» **Problem to solve**
Give the records again exactly as written. Leave out the pictures.

[Records contained in a dataset]
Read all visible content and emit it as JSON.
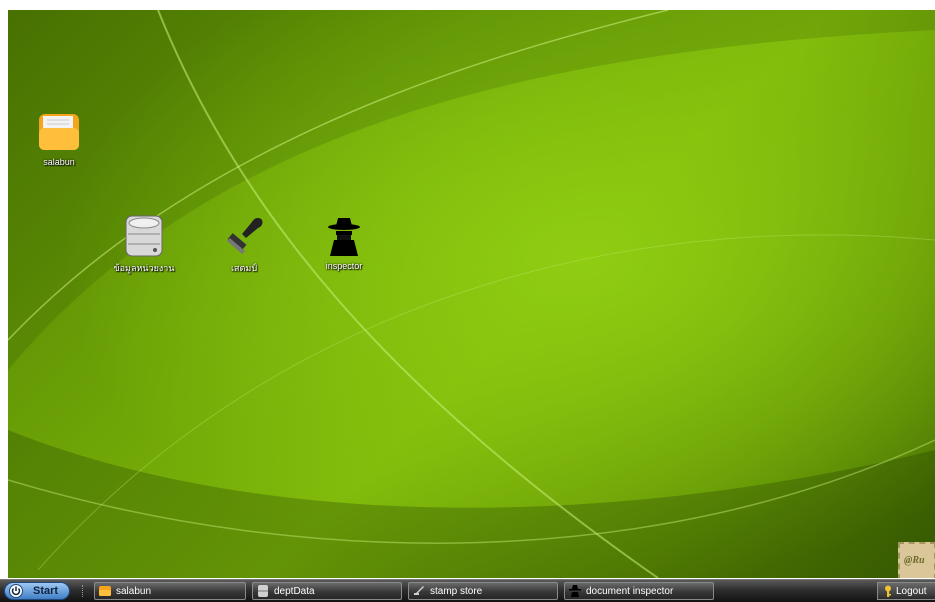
{
  "desktop": {
    "icons": [
      {
        "label": "salabun",
        "icon": "folder-icon"
      },
      {
        "label": "ข้อมูลหน่วยงาน",
        "icon": "database-icon"
      },
      {
        "label": "เสตมป์",
        "icon": "stamp-icon"
      },
      {
        "label": "inspector",
        "icon": "spy-icon"
      }
    ],
    "corner_stamp_text": "@Ru"
  },
  "taskbar": {
    "start_label": "Start",
    "tasks": [
      {
        "label": "salabun",
        "icon": "folder-icon"
      },
      {
        "label": "deptData",
        "icon": "database-icon"
      },
      {
        "label": "stamp store",
        "icon": "stamp-icon"
      },
      {
        "label": "document inspector",
        "icon": "spy-icon"
      }
    ],
    "logout_label": "Logout"
  },
  "colors": {
    "desktop_green": "#7fb80a",
    "taskbar_dark": "#2e2e2e",
    "start_blue": "#3f7fc6"
  }
}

» **Exercise response**
Read all visible content and emit it as JSON.
{
  "desktop": {
    "icons": [
      {
        "label": "salabun",
        "icon": "folder-icon"
      },
      {
        "label": "ข้อมูลหน่วยงาน",
        "icon": "database-icon"
      },
      {
        "label": "เสตมป์",
        "icon": "stamp-icon"
      },
      {
        "label": "inspector",
        "icon": "spy-icon"
      }
    ],
    "corner_stamp_text": "@Ru"
  },
  "taskbar": {
    "start_label": "Start",
    "tasks": [
      {
        "label": "salabun",
        "icon": "folder-icon"
      },
      {
        "label": "deptData",
        "icon": "database-icon"
      },
      {
        "label": "stamp store",
        "icon": "stamp-icon"
      },
      {
        "label": "document inspector",
        "icon": "spy-icon"
      }
    ],
    "logout_label": "Logout"
  },
  "colors": {
    "desktop_green": "#7fb80a",
    "taskbar_dark": "#2e2e2e",
    "start_blue": "#3f7fc6"
  }
}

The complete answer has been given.